Be would be e n would be f j would be J shop.
J would be J Chef for anyway, what I'm trying to get to is it It actually models out the white and black keys on a piano on.
We've got these crazy characters in here.
They're for the comma, Andre.
The full stop keys to keep it going on basically tests.
Each of these keys, one by one on Dhe creates the frequency to output.
If no keys oppressed it all, then our frequency output becomes zero.
So let's give that a whirl.
So I'm going to press the lower A right that past middle C Effectively see see Shop day D shot, eh?
And so we have a basic square wave instrument.
Now it sounds pretty cool, I said.
Let's just change that back to sign waves For the time being, um, in this case, we'll just said the output.
I just want to reduce the volume a little better.
So we get.
It'll get very loud.
00 it's a bit scratchy.
So we didn't hear that.
The tumbler of the instruments has changed.
It's It's not a square wave anymore.
But we get lots of little pops and clicks and scratches.
And if we hold down two keys, yeah, that's really bad.
So what's what's really happening here?
Let's quickly sketch open access and see what it means for our sine wave.
So yeah, so it's plus here.
We've got our amplitude on time on if we choose a different color for a sine wave As our sine wave starts and business, it becomes a sign away for a little bit, and then we switch it off.
Well, instead of carrying on, being a nice sine wave we've actually got is a vertical stop.
Well, if we remember the start of the video, the move up and down movement of the sine wave is reflected by the in N out movement off the speaker coat.
And we're asking the speaker cone it effectively in one time period, be in two places at once.
It can't do that.
So it has to violently react.
And that is what the click and the pop is that we're here.
Likewise, our function could be at any point in time.
So we might unfortunately start r sine wave down here and carry on on the same situation applies where is we should have had a nice sine wave radiant so the speaker can accommodate that and produce the frequency.
What we actually get is a very harsh cracking apart, and this is actually a very high frequency.
But because it's so high and so violent, the speaker cone can behave in unusual ways.
So you get different sounds now you might be asking, Why did we not hear that with our square wave?
Why did we not hear clicks and pops?
Well, that's because the square wave is, believe it or not, square it relies on being nothing but a collection of clicks and pops.
That's also why we have different volume issues with square wave, too.
We're almost finished now, but before we finish this part of the video, Siri's Let's Let's play with the sound one more time.
I'm going to make it sound like a cord to make a court.

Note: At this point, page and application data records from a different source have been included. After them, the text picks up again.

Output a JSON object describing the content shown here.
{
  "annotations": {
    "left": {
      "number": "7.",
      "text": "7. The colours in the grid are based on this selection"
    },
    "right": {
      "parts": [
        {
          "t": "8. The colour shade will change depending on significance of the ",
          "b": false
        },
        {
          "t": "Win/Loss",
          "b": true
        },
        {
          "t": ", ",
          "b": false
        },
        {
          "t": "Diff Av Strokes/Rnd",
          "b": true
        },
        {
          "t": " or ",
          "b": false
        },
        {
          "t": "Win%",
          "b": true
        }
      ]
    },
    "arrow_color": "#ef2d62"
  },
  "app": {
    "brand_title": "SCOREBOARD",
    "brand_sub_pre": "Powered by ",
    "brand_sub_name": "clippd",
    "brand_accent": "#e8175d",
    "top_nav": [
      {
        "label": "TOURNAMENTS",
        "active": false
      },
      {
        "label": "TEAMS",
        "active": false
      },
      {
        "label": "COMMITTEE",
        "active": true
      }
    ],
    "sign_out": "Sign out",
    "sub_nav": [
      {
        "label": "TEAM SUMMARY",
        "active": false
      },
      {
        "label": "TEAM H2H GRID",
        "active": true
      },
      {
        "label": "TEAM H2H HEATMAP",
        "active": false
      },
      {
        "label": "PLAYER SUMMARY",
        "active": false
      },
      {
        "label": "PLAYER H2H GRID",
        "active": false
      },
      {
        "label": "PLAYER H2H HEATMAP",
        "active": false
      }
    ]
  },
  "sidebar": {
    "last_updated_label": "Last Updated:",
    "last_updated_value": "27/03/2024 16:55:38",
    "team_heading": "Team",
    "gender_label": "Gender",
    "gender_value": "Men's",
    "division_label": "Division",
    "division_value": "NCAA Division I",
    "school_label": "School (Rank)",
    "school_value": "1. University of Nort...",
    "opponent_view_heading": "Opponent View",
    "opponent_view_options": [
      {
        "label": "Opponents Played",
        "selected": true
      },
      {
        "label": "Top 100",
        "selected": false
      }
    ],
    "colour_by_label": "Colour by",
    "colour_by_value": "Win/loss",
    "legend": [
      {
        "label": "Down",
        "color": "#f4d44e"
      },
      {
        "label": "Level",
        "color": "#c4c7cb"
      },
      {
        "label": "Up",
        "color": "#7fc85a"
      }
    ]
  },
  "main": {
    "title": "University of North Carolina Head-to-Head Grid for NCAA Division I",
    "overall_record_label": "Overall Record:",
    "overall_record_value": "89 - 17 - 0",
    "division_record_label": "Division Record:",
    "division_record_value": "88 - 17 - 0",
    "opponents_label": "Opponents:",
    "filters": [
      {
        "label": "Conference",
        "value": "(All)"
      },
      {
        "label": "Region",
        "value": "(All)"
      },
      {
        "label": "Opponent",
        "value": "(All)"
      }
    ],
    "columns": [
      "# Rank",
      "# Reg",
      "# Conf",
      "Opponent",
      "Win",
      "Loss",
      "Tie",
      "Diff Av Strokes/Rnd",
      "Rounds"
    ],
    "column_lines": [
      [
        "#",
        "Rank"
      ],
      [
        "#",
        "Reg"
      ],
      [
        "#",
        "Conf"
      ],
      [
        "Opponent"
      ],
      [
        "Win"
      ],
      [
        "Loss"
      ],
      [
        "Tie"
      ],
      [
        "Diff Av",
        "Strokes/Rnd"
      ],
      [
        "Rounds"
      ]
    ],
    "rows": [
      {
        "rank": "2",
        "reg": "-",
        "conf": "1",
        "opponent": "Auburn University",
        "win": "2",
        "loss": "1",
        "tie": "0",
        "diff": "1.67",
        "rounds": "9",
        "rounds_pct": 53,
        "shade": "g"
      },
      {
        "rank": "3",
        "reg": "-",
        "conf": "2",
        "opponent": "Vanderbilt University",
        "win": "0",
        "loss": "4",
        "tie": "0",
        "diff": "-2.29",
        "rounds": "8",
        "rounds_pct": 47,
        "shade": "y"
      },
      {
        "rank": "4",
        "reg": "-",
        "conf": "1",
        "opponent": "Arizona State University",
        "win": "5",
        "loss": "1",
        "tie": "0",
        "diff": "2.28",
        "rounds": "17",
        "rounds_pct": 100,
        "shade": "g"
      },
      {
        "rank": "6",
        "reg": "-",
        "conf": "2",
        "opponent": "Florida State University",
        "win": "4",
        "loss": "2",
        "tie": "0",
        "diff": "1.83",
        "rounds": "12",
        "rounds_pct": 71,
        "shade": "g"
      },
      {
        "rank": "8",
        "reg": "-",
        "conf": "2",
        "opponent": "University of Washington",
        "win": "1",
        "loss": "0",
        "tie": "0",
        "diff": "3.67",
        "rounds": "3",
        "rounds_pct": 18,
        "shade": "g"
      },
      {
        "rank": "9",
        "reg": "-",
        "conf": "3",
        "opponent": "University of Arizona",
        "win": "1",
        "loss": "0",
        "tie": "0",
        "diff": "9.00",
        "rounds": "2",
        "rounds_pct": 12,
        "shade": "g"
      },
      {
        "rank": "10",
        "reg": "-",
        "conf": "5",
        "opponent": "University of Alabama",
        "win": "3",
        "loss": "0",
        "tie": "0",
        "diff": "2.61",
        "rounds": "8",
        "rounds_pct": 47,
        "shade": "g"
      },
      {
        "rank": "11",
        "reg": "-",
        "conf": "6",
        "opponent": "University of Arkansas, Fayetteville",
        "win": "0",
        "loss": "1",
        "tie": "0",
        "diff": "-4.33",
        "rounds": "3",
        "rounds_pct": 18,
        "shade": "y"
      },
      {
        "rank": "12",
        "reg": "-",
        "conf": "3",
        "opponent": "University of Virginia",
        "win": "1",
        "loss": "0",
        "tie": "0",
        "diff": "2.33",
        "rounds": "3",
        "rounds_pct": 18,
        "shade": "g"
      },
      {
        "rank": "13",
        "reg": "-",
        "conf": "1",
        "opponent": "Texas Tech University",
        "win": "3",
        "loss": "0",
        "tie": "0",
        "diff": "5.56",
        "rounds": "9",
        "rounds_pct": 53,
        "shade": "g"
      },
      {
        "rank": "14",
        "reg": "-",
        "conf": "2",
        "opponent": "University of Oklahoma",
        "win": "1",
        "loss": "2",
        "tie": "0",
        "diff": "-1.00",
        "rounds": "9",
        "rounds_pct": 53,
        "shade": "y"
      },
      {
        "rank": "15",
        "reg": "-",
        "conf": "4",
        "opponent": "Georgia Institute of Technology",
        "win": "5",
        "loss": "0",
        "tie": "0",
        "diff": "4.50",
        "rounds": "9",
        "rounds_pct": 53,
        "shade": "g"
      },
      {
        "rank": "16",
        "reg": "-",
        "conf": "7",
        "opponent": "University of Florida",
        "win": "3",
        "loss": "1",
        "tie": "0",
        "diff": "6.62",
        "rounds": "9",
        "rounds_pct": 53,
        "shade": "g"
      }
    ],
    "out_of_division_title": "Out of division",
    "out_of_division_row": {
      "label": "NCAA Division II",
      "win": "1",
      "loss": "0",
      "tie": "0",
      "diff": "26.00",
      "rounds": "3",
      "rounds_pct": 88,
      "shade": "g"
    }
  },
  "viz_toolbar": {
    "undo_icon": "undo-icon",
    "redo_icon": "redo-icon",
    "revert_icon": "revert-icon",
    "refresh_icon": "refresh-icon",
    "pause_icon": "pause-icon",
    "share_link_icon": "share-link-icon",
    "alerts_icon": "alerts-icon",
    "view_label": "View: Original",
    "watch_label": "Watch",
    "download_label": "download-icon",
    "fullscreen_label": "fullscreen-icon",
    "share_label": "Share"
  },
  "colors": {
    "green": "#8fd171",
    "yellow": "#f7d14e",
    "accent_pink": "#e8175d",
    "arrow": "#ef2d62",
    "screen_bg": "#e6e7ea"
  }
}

We simply add sine waves, so I'm going to take dysfunction on at another.
But I'm going to change the frequency slowly.
I'm going to cheat, and for every base frequency that we get, I'm also into offset it by another 20 hurt on DDE.
I want to make sure that our amplitude is applied to everything.
Get what does that sound like?
Well, it's an instrument.
It's not the prettiest sound I ever heard, but I know that for me, putting together this video has been a very educational experience.
I've had to learn about sine waves.
I've had to learn about synthesis, and I hope to improve my virtual synthesis instrument further and we'll see that over there.
If you found this in any way useful, please leave a comment below on.